» EXERCISE PROMPT: From the first line of the listing to the last, set down everything exactly, but skip the images.

» RECORDS PROVIDED:
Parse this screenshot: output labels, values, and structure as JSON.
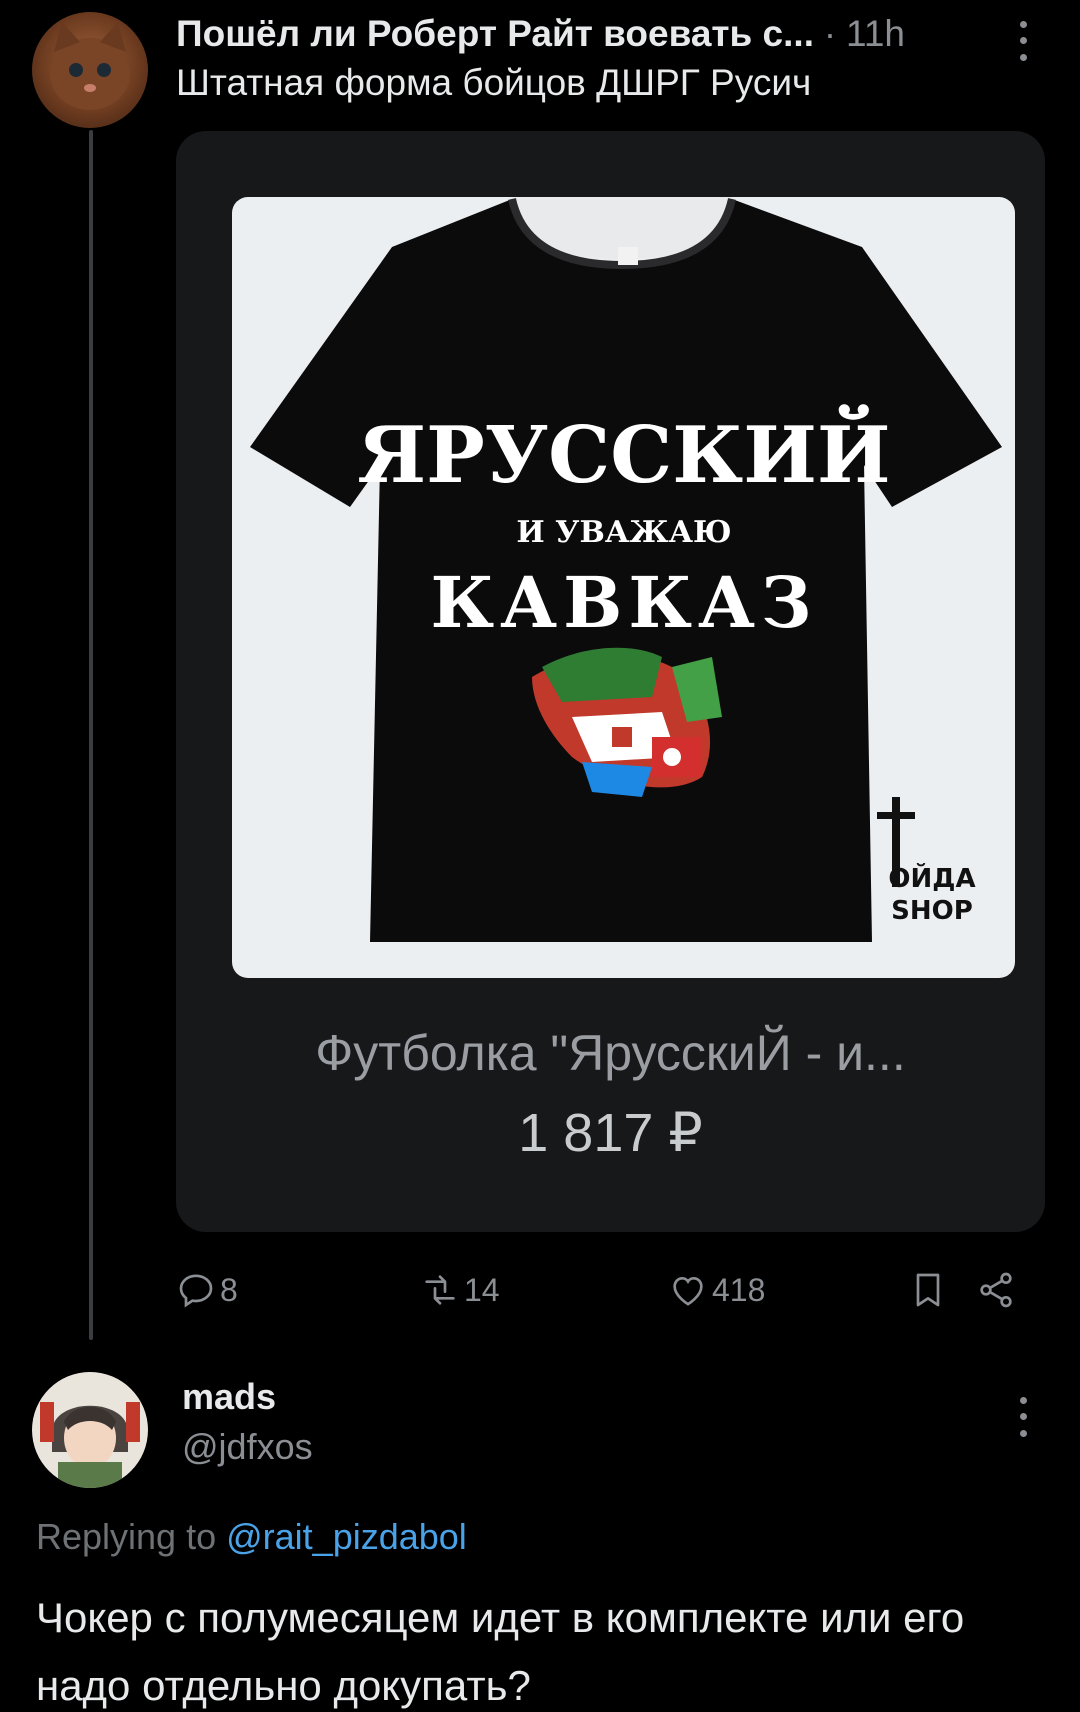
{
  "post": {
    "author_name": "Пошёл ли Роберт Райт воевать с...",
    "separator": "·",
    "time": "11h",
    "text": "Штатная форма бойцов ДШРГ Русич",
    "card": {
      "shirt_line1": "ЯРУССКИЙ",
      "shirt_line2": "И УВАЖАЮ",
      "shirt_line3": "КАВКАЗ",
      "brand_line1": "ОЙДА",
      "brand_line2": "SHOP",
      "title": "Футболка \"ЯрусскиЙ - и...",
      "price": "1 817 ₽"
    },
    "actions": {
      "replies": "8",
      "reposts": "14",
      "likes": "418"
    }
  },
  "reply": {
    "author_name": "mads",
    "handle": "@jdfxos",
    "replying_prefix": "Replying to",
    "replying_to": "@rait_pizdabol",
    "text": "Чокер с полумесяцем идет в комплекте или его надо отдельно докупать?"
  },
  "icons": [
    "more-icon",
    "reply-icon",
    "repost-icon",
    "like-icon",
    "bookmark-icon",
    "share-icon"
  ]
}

» ANSWER FOR THE TASK:
Parse this screenshot: output labels, values, and structure as JSON.
{
  "post": {
    "author_name": "Пошёл ли Роберт Райт воевать с...",
    "separator": "·",
    "time": "11h",
    "text": "Штатная форма бойцов ДШРГ Русич",
    "card": {
      "shirt_line1": "ЯРУССКИЙ",
      "shirt_line2": "И УВАЖАЮ",
      "shirt_line3": "КАВКАЗ",
      "brand_line1": "ОЙДА",
      "brand_line2": "SHOP",
      "title": "Футболка \"ЯрусскиЙ - и...",
      "price": "1 817 ₽"
    },
    "actions": {
      "replies": "8",
      "reposts": "14",
      "likes": "418"
    }
  },
  "reply": {
    "author_name": "mads",
    "handle": "@jdfxos",
    "replying_prefix": "Replying to",
    "replying_to": "@rait_pizdabol",
    "text": "Чокер с полумесяцем идет в комплекте или его надо отдельно докупать?"
  },
  "icons": [
    "more-icon",
    "reply-icon",
    "repost-icon",
    "like-icon",
    "bookmark-icon",
    "share-icon"
  ]
}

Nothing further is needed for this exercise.